Exercise objective: Read through the data and report every line in which the word "address" occurs.

======

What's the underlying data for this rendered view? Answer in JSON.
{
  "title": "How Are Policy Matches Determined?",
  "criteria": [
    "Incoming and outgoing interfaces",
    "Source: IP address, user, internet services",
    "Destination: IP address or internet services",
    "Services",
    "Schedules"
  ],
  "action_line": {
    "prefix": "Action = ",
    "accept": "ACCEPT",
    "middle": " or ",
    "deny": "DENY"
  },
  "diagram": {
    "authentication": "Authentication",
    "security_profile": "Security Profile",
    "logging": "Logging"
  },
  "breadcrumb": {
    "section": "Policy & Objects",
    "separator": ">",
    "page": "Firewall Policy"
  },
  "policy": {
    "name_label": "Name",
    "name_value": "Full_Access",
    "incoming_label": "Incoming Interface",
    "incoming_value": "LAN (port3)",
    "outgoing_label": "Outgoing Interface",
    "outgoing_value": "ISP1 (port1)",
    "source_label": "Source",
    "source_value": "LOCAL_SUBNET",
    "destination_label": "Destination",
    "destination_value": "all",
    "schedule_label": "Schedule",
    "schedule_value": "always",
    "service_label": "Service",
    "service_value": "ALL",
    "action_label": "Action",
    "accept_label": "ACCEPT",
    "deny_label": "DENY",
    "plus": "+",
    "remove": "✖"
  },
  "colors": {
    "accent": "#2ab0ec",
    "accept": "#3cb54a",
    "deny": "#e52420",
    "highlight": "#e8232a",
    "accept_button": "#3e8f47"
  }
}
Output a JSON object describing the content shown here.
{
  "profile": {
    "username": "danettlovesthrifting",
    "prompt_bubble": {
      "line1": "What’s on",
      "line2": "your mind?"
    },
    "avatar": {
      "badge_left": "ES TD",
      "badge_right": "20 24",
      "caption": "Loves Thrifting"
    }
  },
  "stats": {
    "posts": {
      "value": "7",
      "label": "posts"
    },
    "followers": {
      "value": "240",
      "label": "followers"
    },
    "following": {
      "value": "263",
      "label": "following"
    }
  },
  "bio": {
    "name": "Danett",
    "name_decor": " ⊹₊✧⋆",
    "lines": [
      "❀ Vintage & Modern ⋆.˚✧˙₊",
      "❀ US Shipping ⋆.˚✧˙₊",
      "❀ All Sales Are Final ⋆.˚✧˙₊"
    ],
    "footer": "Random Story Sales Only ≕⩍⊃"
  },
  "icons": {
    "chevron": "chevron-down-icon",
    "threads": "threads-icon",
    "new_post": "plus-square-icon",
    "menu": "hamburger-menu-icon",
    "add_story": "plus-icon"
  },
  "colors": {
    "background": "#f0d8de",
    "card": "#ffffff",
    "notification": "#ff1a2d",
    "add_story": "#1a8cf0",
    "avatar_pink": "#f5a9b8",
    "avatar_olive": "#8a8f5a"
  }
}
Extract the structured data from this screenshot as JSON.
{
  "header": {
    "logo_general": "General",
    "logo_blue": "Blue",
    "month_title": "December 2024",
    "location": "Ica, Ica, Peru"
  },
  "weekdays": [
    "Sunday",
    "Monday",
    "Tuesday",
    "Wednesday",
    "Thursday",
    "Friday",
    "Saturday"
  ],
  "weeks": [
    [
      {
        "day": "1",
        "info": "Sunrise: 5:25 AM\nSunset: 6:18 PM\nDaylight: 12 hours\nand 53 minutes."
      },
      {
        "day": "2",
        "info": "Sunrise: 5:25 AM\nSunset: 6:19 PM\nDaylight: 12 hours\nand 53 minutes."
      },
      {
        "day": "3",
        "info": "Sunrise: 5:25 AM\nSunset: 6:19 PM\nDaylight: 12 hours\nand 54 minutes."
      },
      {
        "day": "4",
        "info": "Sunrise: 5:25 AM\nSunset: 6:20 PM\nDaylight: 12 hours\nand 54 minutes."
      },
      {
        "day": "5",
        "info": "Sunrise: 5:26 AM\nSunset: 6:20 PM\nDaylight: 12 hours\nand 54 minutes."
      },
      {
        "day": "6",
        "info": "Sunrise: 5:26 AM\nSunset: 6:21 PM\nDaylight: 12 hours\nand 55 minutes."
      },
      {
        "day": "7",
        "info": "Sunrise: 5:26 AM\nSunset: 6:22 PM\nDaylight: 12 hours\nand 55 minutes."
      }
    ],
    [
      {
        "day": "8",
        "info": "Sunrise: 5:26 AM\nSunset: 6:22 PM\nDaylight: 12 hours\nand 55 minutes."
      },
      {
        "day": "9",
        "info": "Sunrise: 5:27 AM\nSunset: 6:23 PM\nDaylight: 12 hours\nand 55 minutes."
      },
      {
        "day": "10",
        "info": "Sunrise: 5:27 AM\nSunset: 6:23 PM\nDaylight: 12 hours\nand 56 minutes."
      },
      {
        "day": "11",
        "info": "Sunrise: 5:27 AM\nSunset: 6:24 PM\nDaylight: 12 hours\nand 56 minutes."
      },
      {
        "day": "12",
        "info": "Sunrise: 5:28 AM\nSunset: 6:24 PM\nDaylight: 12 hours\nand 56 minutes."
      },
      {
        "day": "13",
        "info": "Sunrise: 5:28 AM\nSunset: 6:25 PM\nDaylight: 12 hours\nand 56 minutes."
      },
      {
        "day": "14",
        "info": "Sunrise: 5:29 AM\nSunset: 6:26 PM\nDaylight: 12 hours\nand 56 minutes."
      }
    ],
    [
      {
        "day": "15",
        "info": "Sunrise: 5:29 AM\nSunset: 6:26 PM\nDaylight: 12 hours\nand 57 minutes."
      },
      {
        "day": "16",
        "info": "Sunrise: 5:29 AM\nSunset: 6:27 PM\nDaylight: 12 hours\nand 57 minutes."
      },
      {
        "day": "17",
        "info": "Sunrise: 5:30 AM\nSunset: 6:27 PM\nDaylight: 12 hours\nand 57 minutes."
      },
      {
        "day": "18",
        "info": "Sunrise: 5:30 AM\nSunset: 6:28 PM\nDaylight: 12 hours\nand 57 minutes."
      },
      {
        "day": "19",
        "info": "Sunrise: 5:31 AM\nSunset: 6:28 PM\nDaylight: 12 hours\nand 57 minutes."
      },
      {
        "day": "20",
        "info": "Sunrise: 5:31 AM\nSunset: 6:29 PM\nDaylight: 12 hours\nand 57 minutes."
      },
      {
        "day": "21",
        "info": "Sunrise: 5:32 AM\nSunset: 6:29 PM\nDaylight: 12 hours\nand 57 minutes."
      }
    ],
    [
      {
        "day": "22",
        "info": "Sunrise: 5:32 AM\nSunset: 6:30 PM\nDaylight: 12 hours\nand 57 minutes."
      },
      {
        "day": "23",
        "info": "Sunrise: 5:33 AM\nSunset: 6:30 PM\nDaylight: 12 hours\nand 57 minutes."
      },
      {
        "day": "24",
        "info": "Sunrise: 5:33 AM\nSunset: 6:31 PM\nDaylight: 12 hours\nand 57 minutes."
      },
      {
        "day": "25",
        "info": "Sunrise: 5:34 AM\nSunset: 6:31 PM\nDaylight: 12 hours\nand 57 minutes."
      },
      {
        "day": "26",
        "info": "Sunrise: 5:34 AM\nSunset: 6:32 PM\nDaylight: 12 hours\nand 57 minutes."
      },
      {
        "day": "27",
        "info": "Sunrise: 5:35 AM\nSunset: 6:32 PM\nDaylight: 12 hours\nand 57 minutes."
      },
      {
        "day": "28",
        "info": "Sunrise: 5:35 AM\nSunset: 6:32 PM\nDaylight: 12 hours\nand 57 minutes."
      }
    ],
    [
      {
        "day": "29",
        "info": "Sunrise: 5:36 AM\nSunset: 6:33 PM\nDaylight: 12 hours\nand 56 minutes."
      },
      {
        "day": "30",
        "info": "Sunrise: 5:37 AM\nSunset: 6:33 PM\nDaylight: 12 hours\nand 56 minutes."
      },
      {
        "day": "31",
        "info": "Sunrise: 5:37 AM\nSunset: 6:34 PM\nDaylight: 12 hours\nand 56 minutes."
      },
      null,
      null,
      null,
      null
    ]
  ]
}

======

Response to the task:
    "Source: IP address, user, internet services",
    "Destination: IP address or internet services",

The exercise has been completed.